# Required action:
Look through the records below, and copy out every line that holds the string "JSON".
>>
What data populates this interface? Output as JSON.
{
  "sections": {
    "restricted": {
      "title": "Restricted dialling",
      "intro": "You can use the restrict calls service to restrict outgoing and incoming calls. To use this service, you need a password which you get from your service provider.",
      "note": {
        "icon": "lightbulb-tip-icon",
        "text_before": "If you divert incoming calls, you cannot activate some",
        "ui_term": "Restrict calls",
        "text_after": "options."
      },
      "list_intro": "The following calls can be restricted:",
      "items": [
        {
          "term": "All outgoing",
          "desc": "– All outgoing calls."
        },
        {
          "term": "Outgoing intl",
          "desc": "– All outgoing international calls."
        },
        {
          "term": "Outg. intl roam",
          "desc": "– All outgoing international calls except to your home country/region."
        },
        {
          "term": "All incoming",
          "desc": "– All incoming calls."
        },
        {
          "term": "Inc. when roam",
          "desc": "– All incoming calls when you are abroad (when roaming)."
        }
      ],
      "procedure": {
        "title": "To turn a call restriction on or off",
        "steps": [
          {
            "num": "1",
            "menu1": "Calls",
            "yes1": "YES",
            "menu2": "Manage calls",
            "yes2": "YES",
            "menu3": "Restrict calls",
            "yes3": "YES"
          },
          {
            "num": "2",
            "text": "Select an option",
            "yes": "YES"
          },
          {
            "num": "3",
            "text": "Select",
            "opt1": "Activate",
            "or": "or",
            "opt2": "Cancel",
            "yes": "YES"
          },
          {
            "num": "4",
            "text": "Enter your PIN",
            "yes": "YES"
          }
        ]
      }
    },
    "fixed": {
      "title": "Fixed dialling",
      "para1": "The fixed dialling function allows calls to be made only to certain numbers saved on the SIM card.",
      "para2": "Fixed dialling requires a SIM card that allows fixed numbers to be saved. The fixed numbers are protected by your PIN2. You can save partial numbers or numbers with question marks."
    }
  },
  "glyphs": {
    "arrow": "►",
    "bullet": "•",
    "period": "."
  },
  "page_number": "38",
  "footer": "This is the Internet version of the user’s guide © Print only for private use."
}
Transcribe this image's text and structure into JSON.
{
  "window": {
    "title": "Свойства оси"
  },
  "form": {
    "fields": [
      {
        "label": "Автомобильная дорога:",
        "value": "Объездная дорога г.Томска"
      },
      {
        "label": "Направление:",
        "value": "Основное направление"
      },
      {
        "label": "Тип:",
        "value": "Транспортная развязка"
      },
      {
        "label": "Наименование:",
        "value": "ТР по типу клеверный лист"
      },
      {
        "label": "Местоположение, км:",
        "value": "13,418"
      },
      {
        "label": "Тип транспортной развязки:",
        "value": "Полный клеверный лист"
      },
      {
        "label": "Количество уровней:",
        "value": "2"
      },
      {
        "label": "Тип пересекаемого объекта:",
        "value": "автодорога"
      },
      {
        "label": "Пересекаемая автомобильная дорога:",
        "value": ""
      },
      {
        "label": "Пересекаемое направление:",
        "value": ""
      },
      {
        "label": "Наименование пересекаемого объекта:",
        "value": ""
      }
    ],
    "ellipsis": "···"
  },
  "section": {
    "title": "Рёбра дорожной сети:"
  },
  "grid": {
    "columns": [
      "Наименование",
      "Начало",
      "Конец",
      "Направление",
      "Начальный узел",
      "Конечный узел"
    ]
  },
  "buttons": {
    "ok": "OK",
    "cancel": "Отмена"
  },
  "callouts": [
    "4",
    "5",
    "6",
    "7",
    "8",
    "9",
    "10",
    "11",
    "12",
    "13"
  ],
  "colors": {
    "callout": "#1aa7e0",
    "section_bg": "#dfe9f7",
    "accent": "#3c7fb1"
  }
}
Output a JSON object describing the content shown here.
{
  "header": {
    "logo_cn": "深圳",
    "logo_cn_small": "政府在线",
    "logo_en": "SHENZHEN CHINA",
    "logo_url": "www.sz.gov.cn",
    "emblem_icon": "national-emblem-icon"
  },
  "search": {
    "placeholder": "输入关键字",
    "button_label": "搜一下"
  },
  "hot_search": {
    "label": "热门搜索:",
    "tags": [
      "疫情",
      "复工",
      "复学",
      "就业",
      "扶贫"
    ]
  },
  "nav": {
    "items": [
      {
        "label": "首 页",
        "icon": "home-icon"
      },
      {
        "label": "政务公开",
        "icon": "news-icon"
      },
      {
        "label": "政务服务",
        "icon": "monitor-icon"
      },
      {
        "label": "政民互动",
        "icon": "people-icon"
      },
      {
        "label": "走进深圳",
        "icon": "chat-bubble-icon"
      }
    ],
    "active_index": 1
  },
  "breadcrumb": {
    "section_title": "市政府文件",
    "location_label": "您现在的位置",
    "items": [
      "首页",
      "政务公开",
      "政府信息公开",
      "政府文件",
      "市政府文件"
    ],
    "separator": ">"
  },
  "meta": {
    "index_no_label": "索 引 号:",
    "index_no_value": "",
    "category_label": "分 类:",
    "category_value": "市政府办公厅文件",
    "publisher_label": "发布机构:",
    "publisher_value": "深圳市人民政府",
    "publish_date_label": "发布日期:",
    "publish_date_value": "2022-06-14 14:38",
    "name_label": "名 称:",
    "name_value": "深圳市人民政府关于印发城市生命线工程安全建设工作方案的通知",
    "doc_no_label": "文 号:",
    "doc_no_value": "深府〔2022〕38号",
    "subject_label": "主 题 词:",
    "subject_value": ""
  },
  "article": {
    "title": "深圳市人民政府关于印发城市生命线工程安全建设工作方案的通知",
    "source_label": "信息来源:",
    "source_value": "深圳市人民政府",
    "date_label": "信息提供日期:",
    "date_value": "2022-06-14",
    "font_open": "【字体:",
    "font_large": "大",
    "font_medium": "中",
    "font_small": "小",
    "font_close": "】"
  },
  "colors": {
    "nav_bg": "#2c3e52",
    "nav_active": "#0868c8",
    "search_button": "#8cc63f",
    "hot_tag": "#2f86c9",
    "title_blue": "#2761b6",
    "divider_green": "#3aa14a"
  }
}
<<
# Solved problem:
What data populates this interface? Output as JSON.
Transcribe this image's text and structure into JSON.
Output a JSON object describing the content shown here.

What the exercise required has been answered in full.